Google Details Processes but Not Data in Response to Department of Labor Accusations Over Equal Pay (Apr 11, 2017)
Last week, the Department of Labor accused Google of violating equal pay laws, in the context of an investigation into compliance as a result of Google’s work as a federal contractor. Google pushed back hard against those allegations immediately, but has now released a more detailed statement through its blog. That statement outlines the processes Google has in place to ensure fair pay, through the use of salary setting processes in which analysts calculating compensation packages don’t know the gender of the person for whom they are setting the salary, and other mechanisms to ensure fairness. What Google doesn’t do in this post is say what the current ratio of male to female pay is at the company, or share any other numbers to back up its claims, which is a bit surprising. The DoL claims to have found massive disparities in pay and systemic bias against women, so one would have thought the simplest way to rebut those accusations would be sharing some data, which Google hasn’t done publicly (though presumably feels it has done as part of the investigation). The DoL, meanwhile, continues to seek more data which Google refuses to provide, hence the lawsuit. As I said last week, given the issues over diversity and equal pay in the tech industry generally, it wouldn’t be enormously surprising to find that Google exhibited some of the same problems, but if evidence of significant issues does emerge, it would be more damaging to a company of its size than a smaller one with less of a reputation to maintain. So far, though, neither side is releasing data that would allow independent observers to draw their own conclusions.
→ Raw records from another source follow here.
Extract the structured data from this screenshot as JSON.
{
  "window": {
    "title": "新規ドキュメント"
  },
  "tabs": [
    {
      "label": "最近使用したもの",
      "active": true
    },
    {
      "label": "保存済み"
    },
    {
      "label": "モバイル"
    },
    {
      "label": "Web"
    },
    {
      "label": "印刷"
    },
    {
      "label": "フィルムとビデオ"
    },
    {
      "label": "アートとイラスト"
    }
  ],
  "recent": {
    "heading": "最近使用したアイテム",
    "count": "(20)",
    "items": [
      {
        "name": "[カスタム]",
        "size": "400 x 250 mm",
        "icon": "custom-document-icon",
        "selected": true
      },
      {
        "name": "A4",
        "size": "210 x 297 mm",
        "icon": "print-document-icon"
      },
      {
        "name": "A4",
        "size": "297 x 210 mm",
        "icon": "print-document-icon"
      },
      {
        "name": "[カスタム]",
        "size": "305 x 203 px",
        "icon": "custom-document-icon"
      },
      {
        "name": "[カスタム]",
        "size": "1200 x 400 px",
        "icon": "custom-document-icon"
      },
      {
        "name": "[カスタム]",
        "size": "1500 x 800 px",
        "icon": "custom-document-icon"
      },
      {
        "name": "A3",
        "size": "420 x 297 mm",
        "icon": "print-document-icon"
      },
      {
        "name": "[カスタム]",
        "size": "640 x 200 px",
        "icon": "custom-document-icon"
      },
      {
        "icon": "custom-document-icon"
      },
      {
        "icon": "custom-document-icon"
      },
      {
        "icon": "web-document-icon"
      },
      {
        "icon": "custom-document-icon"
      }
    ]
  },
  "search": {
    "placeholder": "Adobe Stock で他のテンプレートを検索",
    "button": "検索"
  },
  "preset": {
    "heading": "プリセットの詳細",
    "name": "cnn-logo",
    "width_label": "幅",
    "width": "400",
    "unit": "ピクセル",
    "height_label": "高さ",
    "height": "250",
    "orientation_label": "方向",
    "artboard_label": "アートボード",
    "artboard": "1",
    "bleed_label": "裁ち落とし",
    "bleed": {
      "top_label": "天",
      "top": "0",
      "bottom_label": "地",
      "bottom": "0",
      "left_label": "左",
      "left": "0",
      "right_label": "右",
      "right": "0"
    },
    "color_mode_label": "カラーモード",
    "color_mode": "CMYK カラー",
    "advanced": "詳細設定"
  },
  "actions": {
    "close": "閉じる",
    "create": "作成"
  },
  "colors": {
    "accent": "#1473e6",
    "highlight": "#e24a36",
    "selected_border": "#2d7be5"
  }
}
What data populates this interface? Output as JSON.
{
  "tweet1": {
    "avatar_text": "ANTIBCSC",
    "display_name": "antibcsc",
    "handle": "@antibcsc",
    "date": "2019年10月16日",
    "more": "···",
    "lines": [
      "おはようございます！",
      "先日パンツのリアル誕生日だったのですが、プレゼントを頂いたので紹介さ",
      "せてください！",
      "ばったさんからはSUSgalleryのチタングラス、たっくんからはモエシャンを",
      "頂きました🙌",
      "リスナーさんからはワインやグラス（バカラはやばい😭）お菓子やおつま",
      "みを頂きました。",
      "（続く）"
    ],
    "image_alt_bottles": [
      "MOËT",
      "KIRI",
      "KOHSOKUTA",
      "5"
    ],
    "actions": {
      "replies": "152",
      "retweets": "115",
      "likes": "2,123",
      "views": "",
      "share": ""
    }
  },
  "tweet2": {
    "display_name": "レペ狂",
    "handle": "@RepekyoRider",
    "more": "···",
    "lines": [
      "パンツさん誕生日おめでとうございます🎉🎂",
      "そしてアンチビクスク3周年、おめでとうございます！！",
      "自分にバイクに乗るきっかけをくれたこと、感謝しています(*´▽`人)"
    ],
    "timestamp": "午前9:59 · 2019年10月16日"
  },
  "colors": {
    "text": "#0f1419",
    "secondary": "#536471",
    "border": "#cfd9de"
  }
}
In tech, the wage gender gap worsens for women over time, and it’s worst for black women – TechCrunch (Apr 5, 2017)
I covered a similar story a while back, but this one has more detail, and focuses more on gender in addition to racial disparities in tech salaries. It turns out that being a member both of an underrepresented gender and race increases your odds of being underpaid significantly, such that black and Latina women earn 79 cents for every dollar equivalently qualified men do. In part, as with that earlier study, this is because women often ask for lower salaries than men, though apparently only after their first few years in a career (in their first four years, they actually tend to ask for more). That, in turn, may reflect both conditioning in terms of what to expect and lower previous salaries. Regardless of the reasons, this is yet another sign of systemic problems in the tech industry when it comes to hiring women and racial minorities and paying them at the same rates as white men.